You can do it as long as you need to and as frequently as you need to. You may decide to do it with someone together where you are either doing it in silence or take roles in talking each other through it. You can also do this on your own, wherever you are.


Grounding exercise for panic and anxiety

Sit on a comfortable chair and close your eyes. Push your bum to the back of the chair, so your spine is supported. Bring your attention to your body. Notice where your body and the chair meet, the points in which the chair is in contact with your body.

Now bring your attention to your spine. There is a point on your spine, roughly behind your navel, where you can tap into the meeting place of two opposing tensions – an upward pull and a downward pull. And just surrender into gravity. 

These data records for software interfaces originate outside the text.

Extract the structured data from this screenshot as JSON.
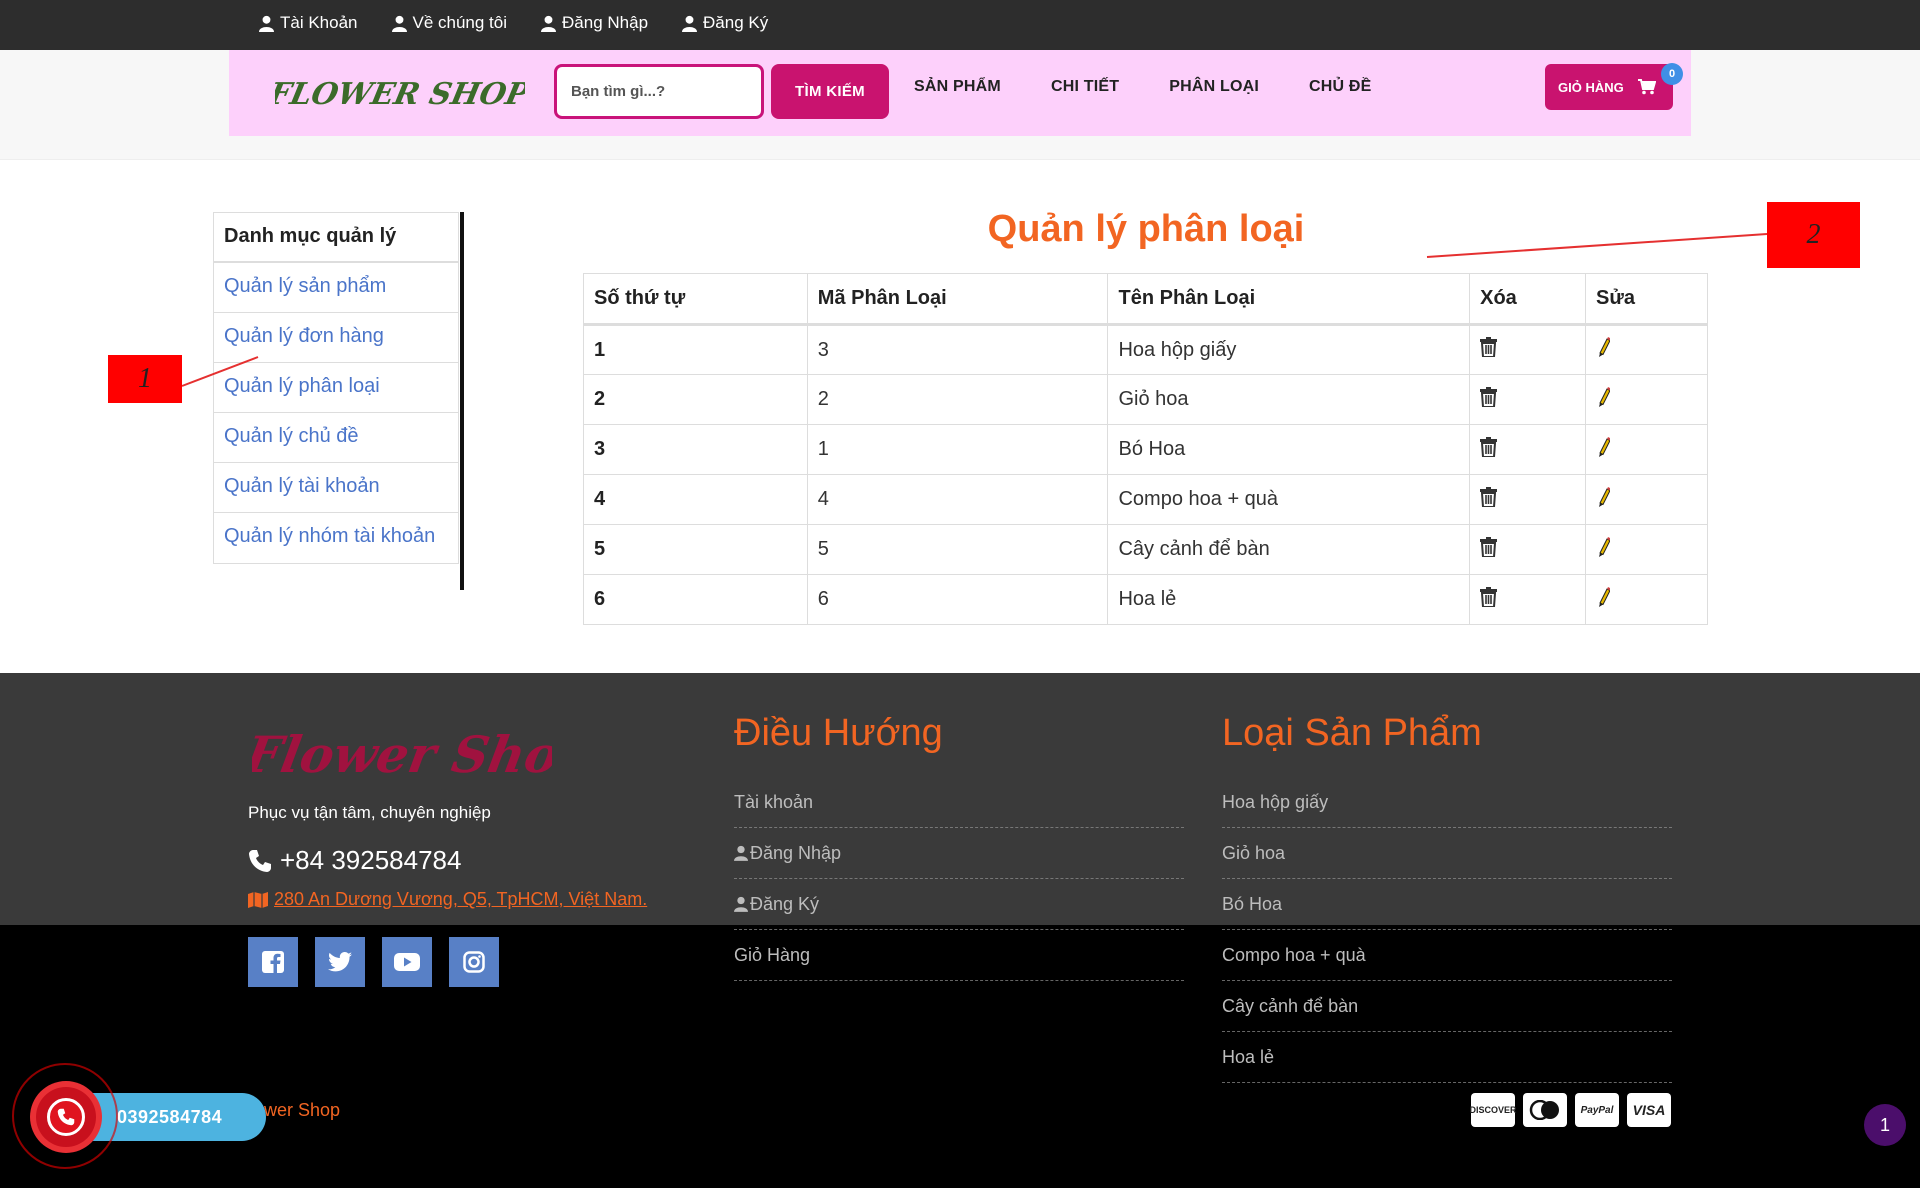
{
  "topbar": {
    "links": [
      {
        "label": "Tài Khoản",
        "icon": "user-icon"
      },
      {
        "label": "Về chúng tôi",
        "icon": "user-icon"
      },
      {
        "label": "Đăng Nhập",
        "icon": "user-icon"
      },
      {
        "label": "Đăng Ký",
        "icon": "user-icon"
      }
    ]
  },
  "header": {
    "logo_text": "FLOWER SHOP",
    "search_placeholder": "Bạn tìm gì...?",
    "search_button": "TÌM KIẾM",
    "nav": [
      "SẢN PHẨM",
      "CHI TIẾT",
      "PHÂN LOẠI",
      "CHỦ ĐỀ"
    ],
    "cart_label": "GIỎ HÀNG",
    "cart_count": "0"
  },
  "sidebar": {
    "title": "Danh mục quản lý",
    "items": [
      "Quản lý sản phẩm",
      "Quản lý đơn hàng",
      "Quản lý phân loại",
      "Quản lý chủ đề",
      "Quản lý tài khoản",
      "Quản lý nhóm tài khoản"
    ]
  },
  "annotations": {
    "tag1": "1",
    "tag2": "2"
  },
  "main": {
    "title": "Quản lý phân loại",
    "columns": [
      "Số thứ tự",
      "Mã Phân Loại",
      "Tên Phân Loại",
      "Xóa",
      "Sửa"
    ],
    "rows": [
      {
        "stt": "1",
        "code": "3",
        "name": "Hoa hộp giấy"
      },
      {
        "stt": "2",
        "code": "2",
        "name": "Giỏ hoa"
      },
      {
        "stt": "3",
        "code": "1",
        "name": "Bó Hoa"
      },
      {
        "stt": "4",
        "code": "4",
        "name": "Compo hoa + quà"
      },
      {
        "stt": "5",
        "code": "5",
        "name": "Cây cảnh để bàn"
      },
      {
        "stt": "6",
        "code": "6",
        "name": "Hoa lẻ"
      }
    ]
  },
  "footer": {
    "logo_text": "Flower Shop",
    "tagline": "Phục vụ tận tâm, chuyên nghiệp",
    "phone": "+84 392584784",
    "address": "280 An Dương Vương, Q5, TpHCM, Việt Nam.",
    "socials": [
      "facebook-icon",
      "twitter-icon",
      "youtube-icon",
      "instagram-icon"
    ],
    "nav_title": "Điều Hướng",
    "nav_links": [
      "Tài khoản",
      "Đăng Nhập",
      "Đăng Ký",
      "Giỏ Hàng"
    ],
    "cat_title": "Loại Sản Phẩm",
    "cat_links": [
      "Hoa hộp giấy",
      "Giỏ hoa",
      "Bó Hoa",
      "Compo hoa + quà",
      "Cây cảnh để bàn",
      "Hoa lẻ"
    ],
    "payments": [
      "DISCOVER",
      "mastercard",
      "PayPal",
      "VISA"
    ],
    "copyright": "ower Shop"
  },
  "call_widget": {
    "number": "0392584784"
  },
  "page_badge": "1",
  "colors": {
    "accent": "#c9136f",
    "orange": "#f26522",
    "header_pink": "#fdd0fb",
    "link_blue": "#4a74c9"
  }
}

Notice how the bottom part of your body feels heavy and how the top part of your body is almost stretching upwards, it is paradoxical like that. So, you're not holding yourself up artificially but not hunching either, it is almost as if you were suspended. You might feel a slight tingle, a burning sensation on your spine when you tap into that place on it – you'll know when you feel it.

Notice your breathing, notice where the most amount of air enters your system, whether it is through your left nostril, your right nostril or through your mouth. And notice where the air goes, whether it goes into your chest, or whether it goes to your abdomen. At first, just notice. Allow yourself to become aware of this organic, automatic movement. 

If you find yourself breathing into your chest, then allow yourself to use your agency and gently support the air to go towards your abdomen. The way to do this is not to try and push the air down but make more space in your abdomen – expanding the muscles in your abdomen – and the air will naturally find its way down. We tend to hold anxiety and tension, which can develop into chronic tension in our chests and shoulders, so you want to breathe under the tension.

Now bring your attention to your skin. We take in so much information through our skin yet rarely attend to it. It is easier to feel it as it comes into contact with something physical, so see if you can feel your shirt on your shoulders or your pants on your thighs, your socks on the top of your feet. And see if you can also feel the air on your skin where it is exposed, like your hands or face. Just become aware of how the air is gently circulating around your skin.

Now shift your awareness to outside of your skin and notice any noise around you first. Try and listen to it like a baby listens to noise, don't try and figure out where it is coming from but just hear it and absorb it. Almost as if you wanted to imitate it in some way.

Whenever you are ready – take as much time as you need – open your eyes. Do take your time; let your eyes rest on the space in front of you – maybe you see an object, or light and shadows, or you notice different colours? As you return to the room, make sure you keep attending to how you feel in your body, so it is not immediately lost but simultaneously attended to. This is how you can begin to develop your capacity for dual awareness – that sense of engaging with something through your senses whilst staying in contact with yourself as a separate being. This is not easy, so even if you can only do this for a few moments, give yourself credit for it. Developing this dual awareness can also support you to not collude with others’ emotional state and therefore be more empathetic and available in a way that is safe.

David Darvasi is a verified welldoing.org therapist


Further reading

Anxiety and panic: how keeping them close helps them go away 

How to avoid spreading panic in this pandemic: Philippa Perry's advice

Boosting emotional resilience in the face of coronavirus

Therapist advice if coronavirus has triggered health anxiety and OCD

The psychological impact of Covid-19